As participants took their places for the photo and video shoot that would later run across the Department’s social media platforms for the national “Light It Up Blue” event on April 2nd, which is dedicated to raising awareness of Autism Spectrum Disorder (ASD), they did so armed with a deeper understanding of and compassion for the issue, thanks to a special training provided by the Department’s Correction Officer Training Academy.
Following an introduction to the Department by Lieutenant Abiezer Ayuso, who first observed lead trainer and Boston Police Officer Michelle Maffeo in action during a Choice Program presentation, members of ARC of South Norfolk/Autism and Law Enforcement Education Coalition (ALEC) have been visiting the Department for the past two years, providing autism awareness training to captains and lieutenants. This year, all custody and non-custody staff will be given the training.
“Any time that we can provide education that allows for a positive interaction with someone with autism or any other disorder, it is well worth the time invested in training,” said Assistant Deputy Superintendent and Supervisor of Training Jose Mojica.
Having welcomed the arrival and expansion of the autism awareness curriculum as an important addition to the training academy roster, Suffolk County Sheriff Steven W. Tompkins also noted that it is just one on a lengthy list of important topics about which SCSD members are trained, and spoke about the role of training as a whole with respect to the success of the Department.
“Trainings like these – whether their focus is autism awareness, gender-specific programming, suicide prevention or a multitude of others that we offer – are such a critical part of what helps to make the Suffolk County Sheriff’s Department one of the best in the country,” said Sheriff Tompkins. “We are constantly adding new elements and upgrading existing materials to ensure that our staff is well-prepared to deliver the most effective programming and services to those in our care and custody.”

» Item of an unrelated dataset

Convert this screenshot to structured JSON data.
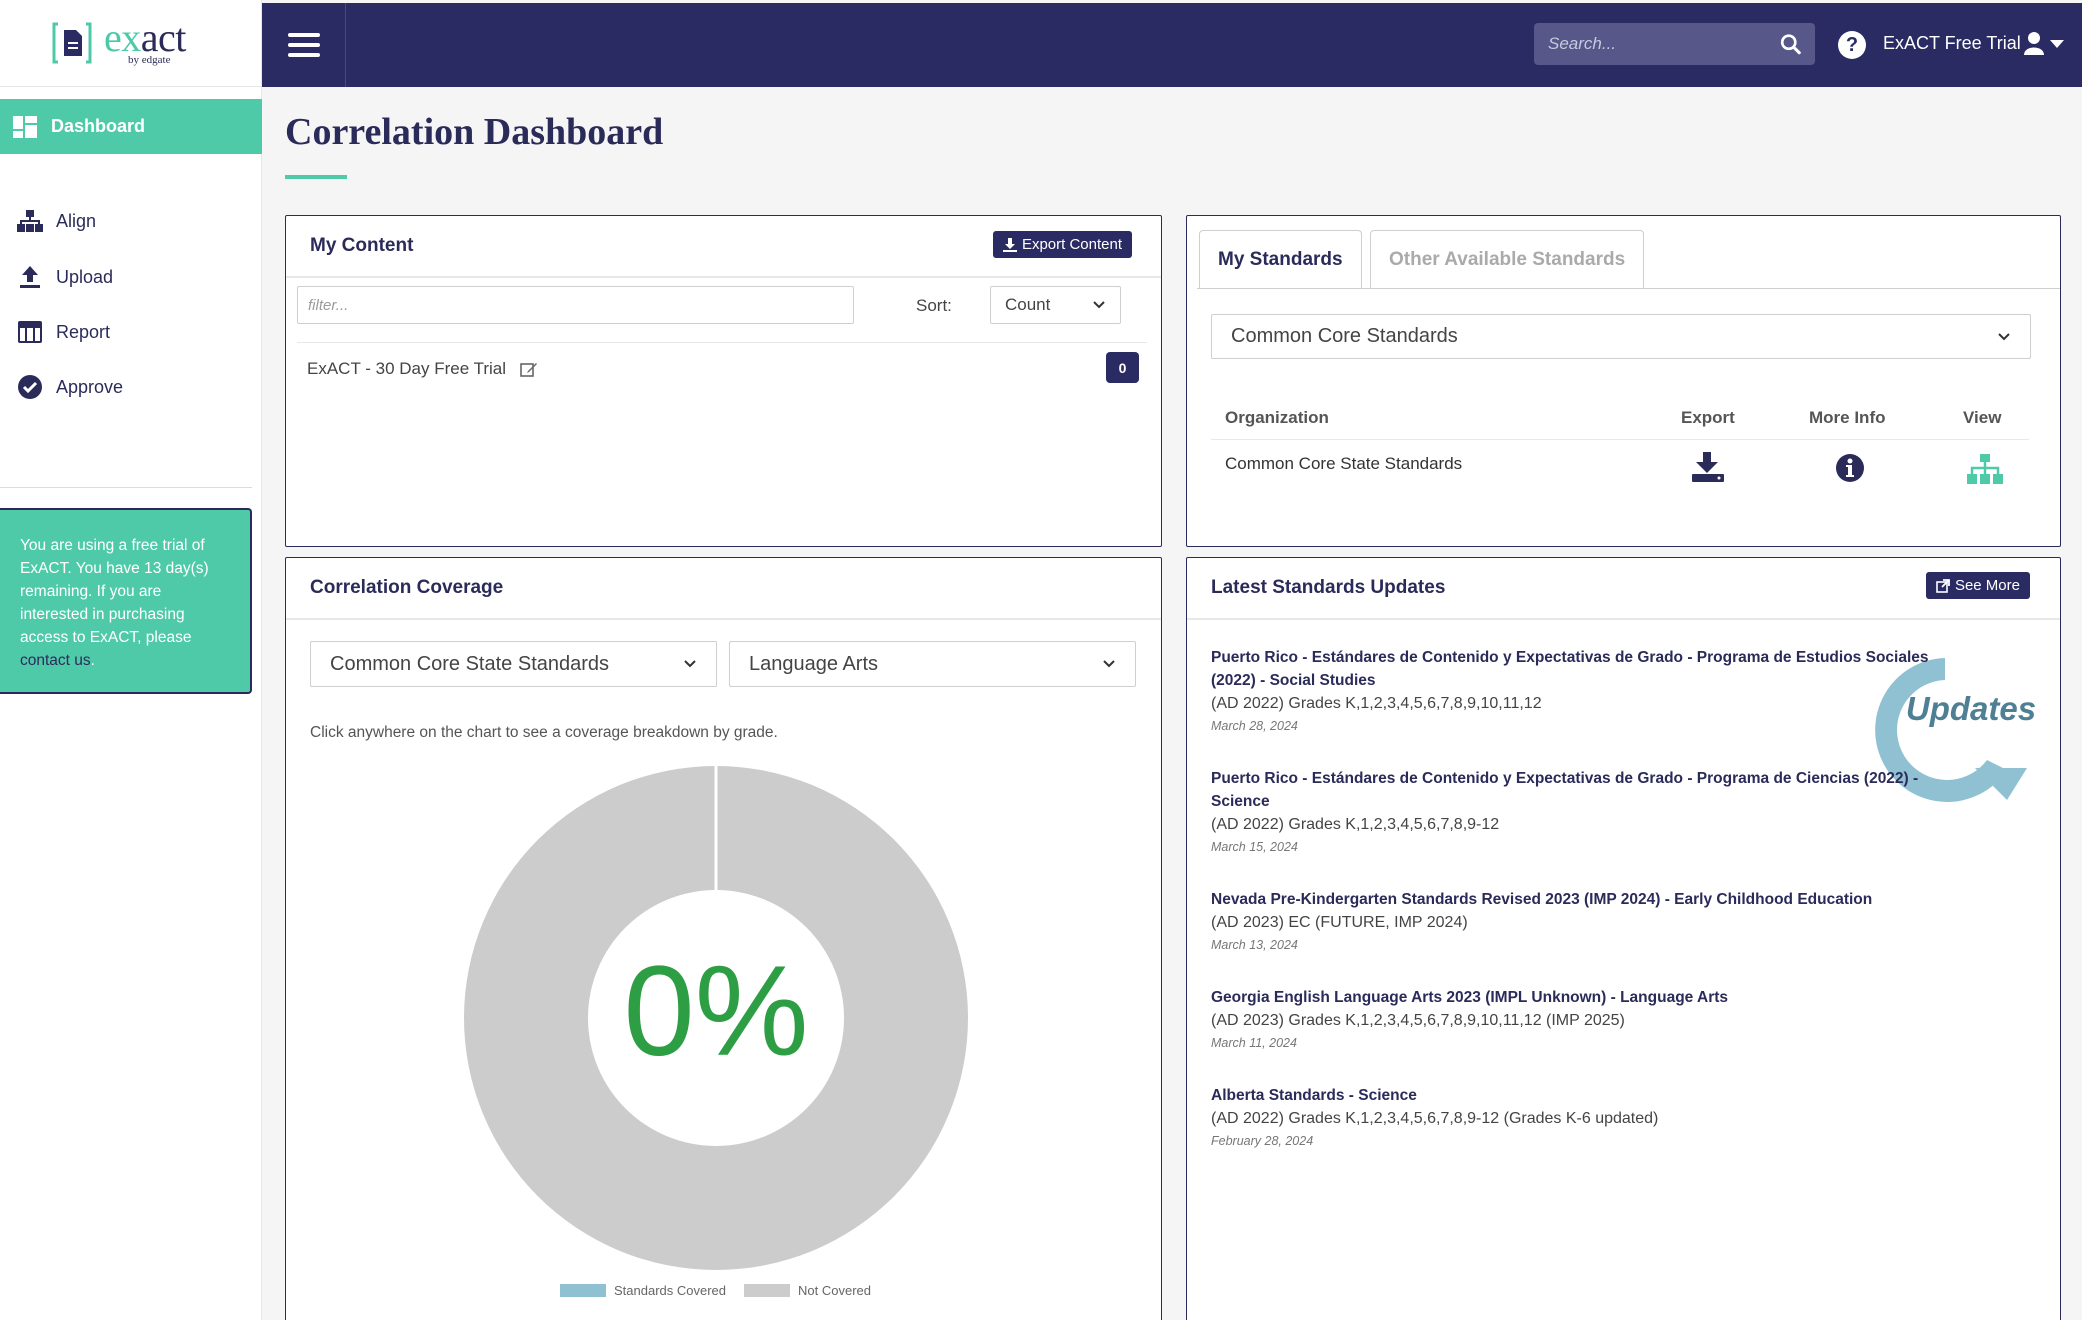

To learn more about Autism Spectrum Disorder and the “Light It Up Blue” movement, visit: www.autismspeaks.org/liub